“Remember to look up at the stars and not down at your feet. Try to make sense of what you see and wonder about what makes the universe exist. Be curious. And however difficult life may seem, there is always something you can do and succeed at. It matters that you don’t just give up.”
So said Professor Stephen Hawking in a speech to celebrate his 70th birthday a little over 6 years ago.
Having occasion to stare down at one’s feet can feel like much the easiest option in difficult times. I think we’ve probably all done it at one point or another. Wanting, for whatever reason, to be somewhere else. Or someone else. I know I have.
One of my earliest recollections of experiencing each of those emotions, simultaneously, was as a young boy standing in horror, my feet somehow seeming to have grown roots, as the ball I had just kicked sailed through my parents’ (closed) kitchen window. Professor Hawking and the physicists among you could, I am sure, define the event in terms of mass, energy, velocity and acceleration. My thoughts, in that moment, were somewhat more rudimentary.
Star-gazing is another matter entirely. Who hasn’t looked up into the night sky and wondered? What is out there? Are we really alone? What’s that bright star? (Hint: It’s probably not a star…) What’s the name of that constellation? How did it all happen? Even if we can’t make sense of what we see or why we are seeing it the celestial majesty is, well, awesome.
We don’t, though, need to peer out towards the beginning of time to see awesomeness. It’s there when we lift our eyes from the pavement in front of our feet to look at what’s going on in the world around us. For sure, making sense of the salmagundi of cultures, beliefs and values, languages, geography, demography, history, concord and discord can appear to be daunting. But that’s what education and research equip us to do. And it’s why they’re just as important today as they ever have been. Our minds are capable of processing complex and intricate messages and half-messages to make sense of them allowing us to build understanding, individually and collectively. Some of what we process, at the most fundamental level, helps us to survive (see ball-kicking incident above…). Part though, is because we like to solve problems. We’re curious.
This is not to say that our curiosity will deliver the same impact as his. Compared to him the footprints that our contributions, or in any case my contribution, make may be modest. Professor Hawking was correct though. As he implored in those five, short, sentences all of us have something we can do, and at which we can succeed. It’s not giving up that’s important.

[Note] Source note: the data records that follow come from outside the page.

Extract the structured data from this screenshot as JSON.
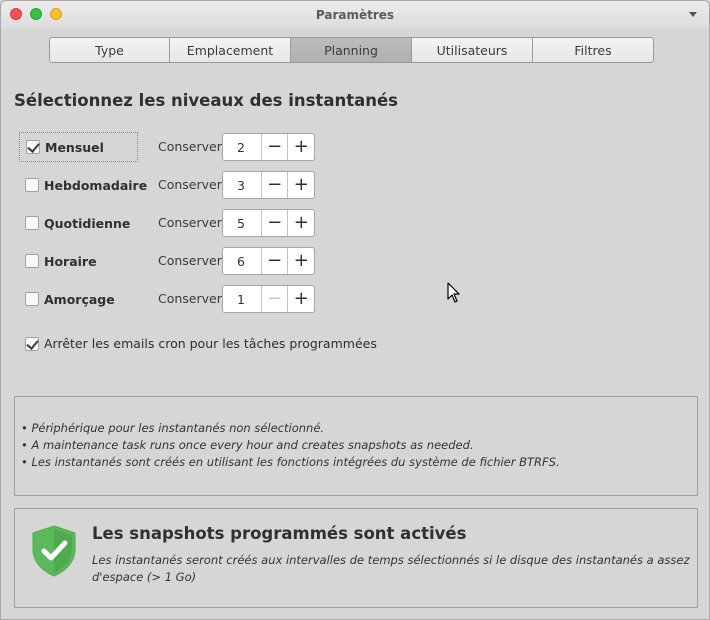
{
  "window": {
    "title": "Paramètres"
  },
  "tabs": [
    {
      "label": "Type",
      "active": false
    },
    {
      "label": "Emplacement",
      "active": false
    },
    {
      "label": "Planning",
      "active": true
    },
    {
      "label": "Utilisateurs",
      "active": false
    },
    {
      "label": "Filtres",
      "active": false
    }
  ],
  "section_title": "Sélectionnez les niveaux des instantanés",
  "levels": [
    {
      "label": "Mensuel",
      "checked": true,
      "keep_label": "Conserver",
      "value": "2"
    },
    {
      "label": "Hebdomadaire",
      "checked": false,
      "keep_label": "Conserver",
      "value": "3"
    },
    {
      "label": "Quotidienne",
      "checked": false,
      "keep_label": "Conserver",
      "value": "5"
    },
    {
      "label": "Horaire",
      "checked": false,
      "keep_label": "Conserver",
      "value": "6"
    },
    {
      "label": "Amorçage",
      "checked": false,
      "keep_label": "Conserver",
      "value": "1"
    }
  ],
  "cron_option": {
    "label": "Arrêter les emails cron pour les tâches programmées",
    "checked": true
  },
  "info_lines": [
    "• Périphérique pour les instantanés non sélectionné.",
    "• A maintenance task runs once every hour and creates snapshots as needed.",
    "• Les instantanés sont créés en utilisant les fonctions intégrées du système de fichier BTRFS."
  ],
  "status": {
    "title": "Les snapshots programmés sont activés",
    "description": "Les instantanés seront créés aux intervalles de temps sélectionnés si le disque des instantanés a assez d'espace (> 1 Go)"
  },
  "icons": {
    "shield": "shield-check-icon",
    "shield_color": "#5cb85c",
    "minus": "−",
    "plus": "+"
  }
}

Throughout his long illness the idea of calling it a day was alien to Professor Hawking. Yesterday I attended the funeral of a dear friend who, just a few days before Stephen Hawking’s death, lost their battle with another spiteful and pernicious disease. While acknowledging the bleakness of their prognosis they never, ever, gave up. Treating each moment of the day with fortitude, humour, resolve, with unconditional love for their family, always gazing at the stars and never at their feet that amazing person has taught me a lesson that I will not forget.
Confession time. I haven’t read, or even tried to read, any of Hawking’s publications. But I have listened to him and been inspired. In the work I do, it’s people like Professor Hawking who switch on the light to what is possible. The passion, knowledge and unbounded joy they communicate for their subjects infects people around them. Hawking painted pictures that brought us colour, context and contrast. And I for one don’t need to understand why, or indeed how, time curves to be grateful, to say thank you and promise to continue to be curious. And never give up.
*Featured image from: www.hawking.org.uk/images.html